MORONGO VALLEY - Weeds met their match here Saturday, when volunteers from Friends of Giant Rock, Marines from the Single Marines Program in Twentynine Palms and Bureau of Land Management firefighters brought their trash bags to Big Morongo Canyon Preserve.
The weed pullers focused on a large field west of the preserve's nature center, where they pulled cheatgrass and red brome, carrying the invasive grasses to two roll-off Dumpsters for disposal.
Especially after the Paradise Fire of 2005 that also destroyed a historic barn west of the canyon entrance, invasive grasses have begun crowding out native plants and altering Big Morongo Canyon Preserve's fire regime.
Wind-blown nitrogen pollution from metropolitan areas seeps into the soil and fertilizes the invasive grasses. The cheatgrass and red brome flourish, filling canyons, hillsides, fields and the spaces between large cottonwoods and California fan palms.
Summer lightning strikes can ignite these grasses, causing vegetation fires that can burn hundreds, sometimes thousand of acres of wildland.
The weed pullers worked up an appetite during their morning activity, which they sated with pizza, while listening to a talk about the ecological significance of Big Morongo Canyon and its relation to Joshua Tree National Park.
Participants learned the preserve is an important source of water for animals migrating to and from the park, especially bighorn sheep.
As if on cue during the presentation, a herd of about eight bighorn sheep appeared at the crest of the Yucca Ridge Trail east of the education center where the hungry volunteers were eating lunch.
During the break, Seth Shteir from the local office of the National Parks Conservation Association explained how America's public lands are fundamentally democratic.
"Anybody can strap on a backpack and a pair of hiking boots, take along some cool drinks and explore these places of wonder, places of inspiration, places like Big Morongo Canyon, that we helped restore today," Shteir told volunteers.
Activities like Saturday's restoration project help foster appreciation for public lands, Shteir explained.
"The volunteers here today have really contributed in a very special way to preserving these places for future generations."

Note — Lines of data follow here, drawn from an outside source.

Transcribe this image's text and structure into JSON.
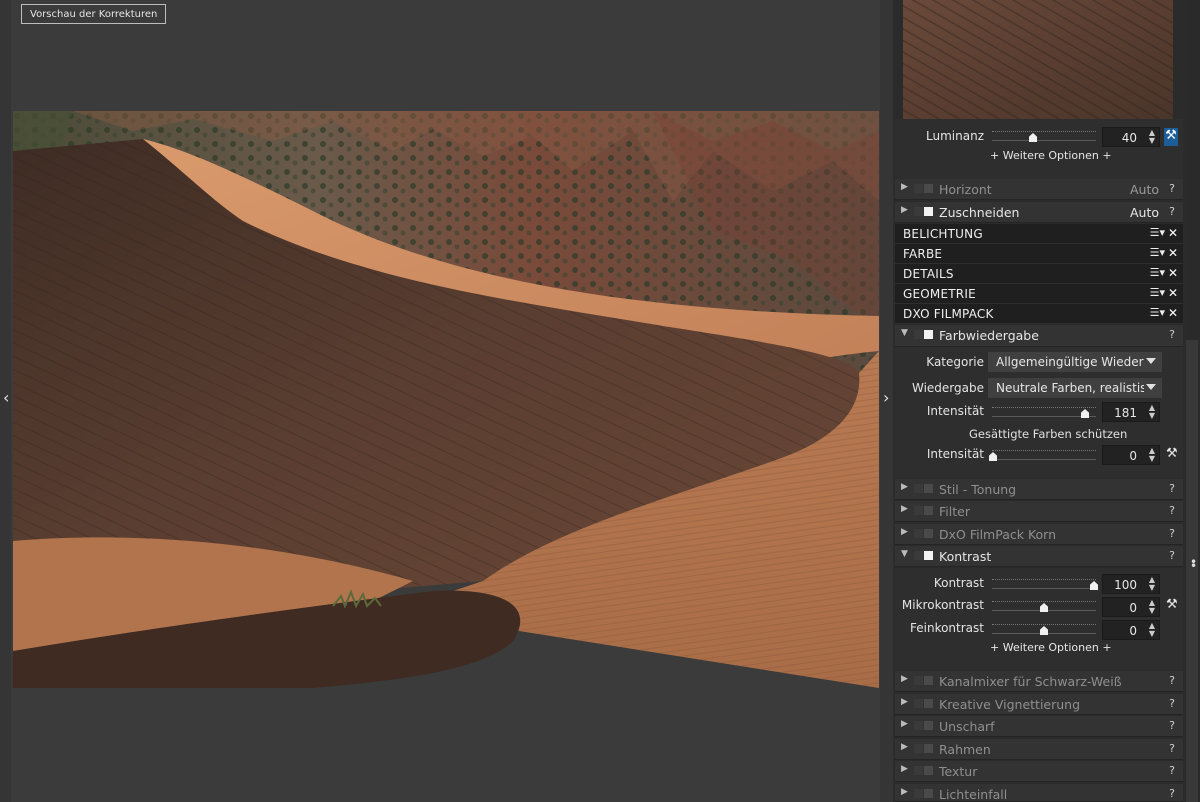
{
  "viewer": {
    "preview_button": "Vorschau der Korrekturen",
    "prev_arrow": "‹",
    "next_arrow": "›"
  },
  "noise": {
    "luminance_label": "Luminanz",
    "luminance_value": "40",
    "luminance_fraction": 0.4,
    "more_options": "+ Weitere Optionen +"
  },
  "tools_top": [
    {
      "name": "Horizont",
      "mode": "Auto",
      "help": "?"
    },
    {
      "name": "Zuschneiden",
      "mode": "Auto",
      "help": "?"
    }
  ],
  "sections": [
    {
      "name": "BELICHTUNG",
      "menu": "☰▾",
      "close": "✕"
    },
    {
      "name": "FARBE",
      "menu": "☰▾",
      "close": "✕"
    },
    {
      "name": "DETAILS",
      "menu": "☰▾",
      "close": "✕"
    },
    {
      "name": "GEOMETRIE",
      "menu": "☰▾",
      "close": "✕"
    },
    {
      "name": "DXO FILMPACK",
      "menu": "☰▾",
      "close": "✕"
    }
  ],
  "color_rendering": {
    "title": "Farbwiedergabe",
    "help": "?",
    "category_label": "Kategorie",
    "category_value": "Allgemeingültige Wiedergal",
    "rendering_label": "Wiedergabe",
    "rendering_value": "Neutrale Farben, realistische",
    "intensity_label": "Intensität",
    "intensity_value": "181",
    "protect_label": "Gesättigte Farben schützen",
    "protect_intensity_label": "Intensität",
    "protect_intensity_value": "0"
  },
  "tools_mid": [
    {
      "name": "Stil - Tonung",
      "help": "?"
    },
    {
      "name": "Filter",
      "help": "?"
    },
    {
      "name": "DxO FilmPack Korn",
      "help": "?"
    }
  ],
  "contrast": {
    "title": "Kontrast",
    "help": "?",
    "contrast_label": "Kontrast",
    "contrast_value": "100",
    "micro_label": "Mikrokontrast",
    "micro_value": "0",
    "fine_label": "Feinkontrast",
    "fine_value": "0",
    "more_options": "+ Weitere Optionen +"
  },
  "tools_bottom": [
    {
      "name": "Kanalmixer für Schwarz-Weiß",
      "help": "?"
    },
    {
      "name": "Kreative Vignettierung",
      "help": "?"
    },
    {
      "name": "Unscharf",
      "help": "?"
    },
    {
      "name": "Rahmen",
      "help": "?"
    },
    {
      "name": "Textur",
      "help": "?"
    },
    {
      "name": "Lichteinfall",
      "help": "?"
    }
  ],
  "colors": {
    "panel_bg": "#2b2b2b",
    "section_bg": "#1f1f1f",
    "accent_blue": "#1d5e9a",
    "dune_light": "#c8875e",
    "dune_shadow": "#5a3e31"
  }
}
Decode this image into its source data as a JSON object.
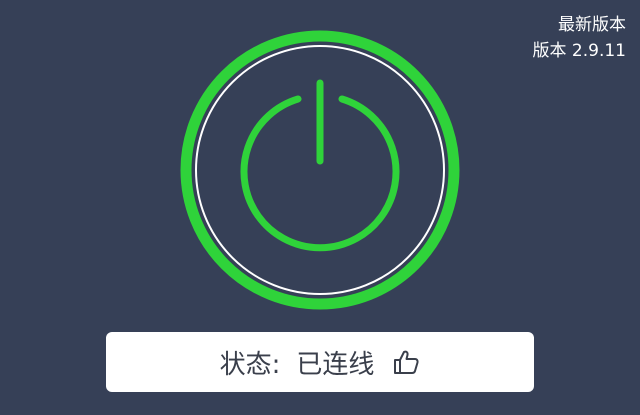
{
  "version": {
    "heading": "最新版本",
    "number": "版本 2.9.11"
  },
  "power": {
    "state": "on",
    "accent_color": "#2fd33a",
    "inner_ring_color": "#ffffff"
  },
  "status": {
    "label": "状态:",
    "value": "已连线",
    "icon": "thumbs-up-icon"
  },
  "colors": {
    "background": "#364057",
    "card": "#ffffff",
    "text": "#3a3f4b"
  }
}
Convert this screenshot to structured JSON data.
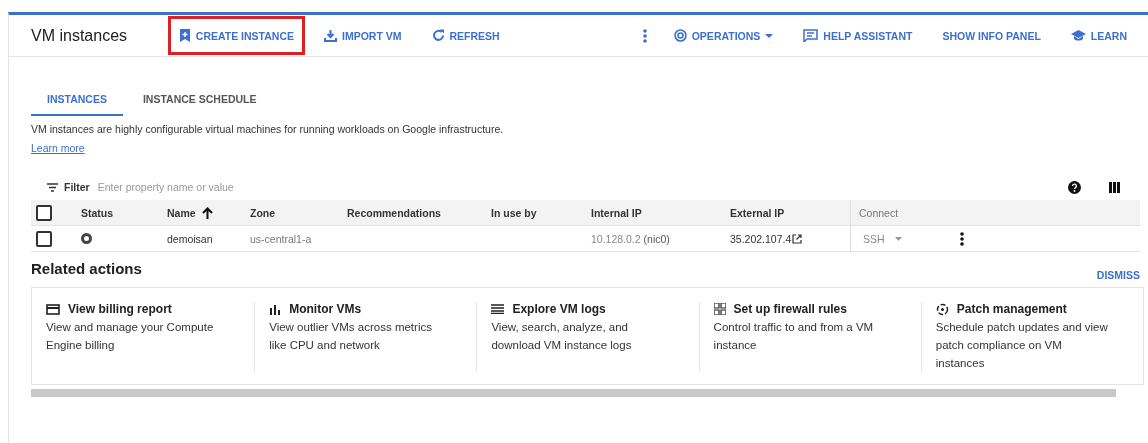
{
  "header": {
    "title": "VM instances",
    "actions": [
      {
        "kind": "button",
        "label": "CREATE INSTANCE",
        "highlighted": true
      },
      {
        "kind": "button",
        "label": "IMPORT VM",
        "highlighted": false
      },
      {
        "kind": "button",
        "label": "REFRESH",
        "highlighted": false
      },
      {
        "kind": "overflow"
      },
      {
        "kind": "menu",
        "label": "OPERATIONS",
        "highlighted": false
      },
      {
        "kind": "button",
        "label": "HELP ASSISTANT",
        "highlighted": false
      },
      {
        "kind": "plain",
        "label": "SHOW INFO PANEL",
        "highlighted": false
      },
      {
        "kind": "button",
        "label": "LEARN",
        "highlighted": false
      }
    ]
  },
  "tabs": [
    {
      "label": "INSTANCES",
      "selected": true
    },
    {
      "label": "INSTANCE SCHEDULE",
      "selected": false
    }
  ],
  "description": {
    "text": "VM instances are highly configurable virtual machines for running workloads on Google infrastructure.",
    "link": "Learn more"
  },
  "filter": {
    "label": "Filter",
    "placeholder": "Enter property name or value"
  },
  "table": {
    "select_all_checked": false,
    "columns": [
      {
        "label": "Status",
        "sorted": false
      },
      {
        "label": "Name",
        "sorted": true
      },
      {
        "label": "Zone",
        "sorted": false
      },
      {
        "label": "Recommendations",
        "sorted": false
      },
      {
        "label": "In use by",
        "sorted": false
      },
      {
        "label": "Internal IP",
        "sorted": false
      },
      {
        "label": "External IP",
        "sorted": false
      },
      {
        "label": "Connect",
        "sorted": false
      }
    ],
    "rows": [
      {
        "checked": false,
        "name": "demoisan",
        "zone": "us-central1-a",
        "internal_ip": "10.128.0.2",
        "nic": "(nic0)",
        "external_ip": "35.202.107.4",
        "connect": "SSH"
      }
    ]
  },
  "related": {
    "title": "Related actions",
    "dismiss": "DISMISS",
    "cards": [
      {
        "title": "View billing report",
        "text": "View and manage your Compute Engine billing"
      },
      {
        "title": "Monitor VMs",
        "text": "View outlier VMs across metrics like CPU and network"
      },
      {
        "title": "Explore VM logs",
        "text": "View, search, analyze, and download VM instance logs"
      },
      {
        "title": "Set up firewall rules",
        "text": "Control traffic to and from a VM instance"
      },
      {
        "title": "Patch management",
        "text": "Schedule patch updates and view patch compliance on VM instances"
      }
    ]
  }
}
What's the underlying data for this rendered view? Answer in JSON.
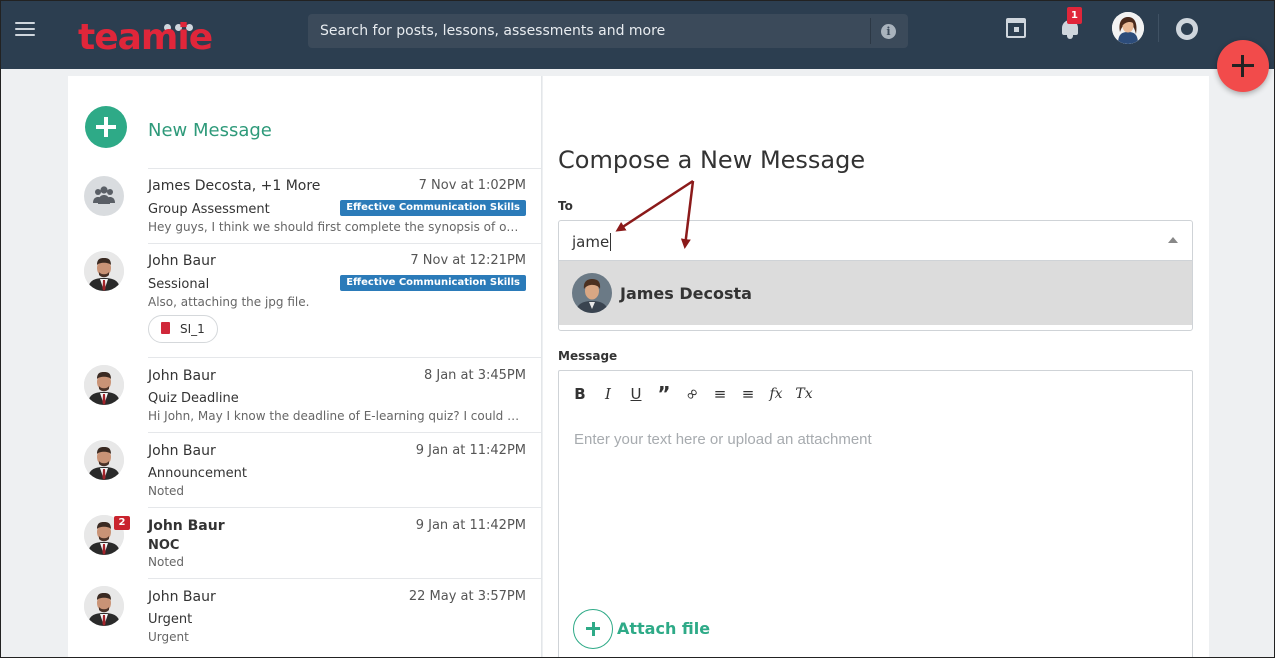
{
  "header": {
    "logo_text": "teamie",
    "search_placeholder": "Search for posts, lessons, assessments and more",
    "notification_count": "1",
    "icons": [
      "menu-icon",
      "info-icon",
      "calendar-icon",
      "bell-icon",
      "help-icon",
      "add-icon"
    ]
  },
  "sidebar": {
    "new_message_label": "New Message",
    "threads": [
      {
        "name": "James Decosta, +1 More",
        "date": "7 Nov at 1:02PM",
        "subject": "Group Assessment",
        "tag": "Effective Communication Skills",
        "preview": "Hey guys, I think we should first complete the synopsis of our project",
        "avatar": "group-icon"
      },
      {
        "name": "John Baur",
        "date": "7 Nov at 12:21PM",
        "subject": "Sessional",
        "tag": "Effective Communication Skills",
        "preview": "Also, attaching the jpg file.",
        "attachment": "SI_1"
      },
      {
        "name": "John Baur",
        "date": "8 Jan at 3:45PM",
        "subject": "Quiz Deadline",
        "preview": "Hi John, May I know the deadline of E-learning quiz? I could not find it"
      },
      {
        "name": "John Baur",
        "date": "9 Jan at 11:42PM",
        "subject": "Announcement",
        "preview": "Noted"
      },
      {
        "name": "John Baur",
        "date": "9 Jan at 11:42PM",
        "subject": "NOC",
        "preview": "Noted",
        "unread_count": "2"
      },
      {
        "name": "John Baur",
        "date": "22 May at 3:57PM",
        "subject": "Urgent",
        "preview": "Urgent"
      }
    ]
  },
  "compose": {
    "title": "Compose a New Message",
    "to_label": "To",
    "to_value": "jame",
    "suggestion_name": "James Decosta",
    "message_label": "Message",
    "message_placeholder": "Enter your text here or upload an attachment",
    "attach_label": "Attach file",
    "toolbar": {
      "bold": "B",
      "italic": "I",
      "underline": "U",
      "quote": "”",
      "link": "∞",
      "numbered": "≡",
      "bulleted": "≡",
      "formula": "fx",
      "clear": "Tx"
    }
  },
  "colors": {
    "topbar": "#2c3e50",
    "brand_red": "#e0263a",
    "accent_green": "#2eaa87",
    "tag_blue": "#2b7bb9",
    "fab": "#f24b4b",
    "annotation": "#8b1a1a"
  }
}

One of hundreds of volunteer events celebrating National Public Lands Day, the restoration was a partnership among the Bureau of Land Management, Friends of Big Morongo Canyon and the National Parks Conservation Association.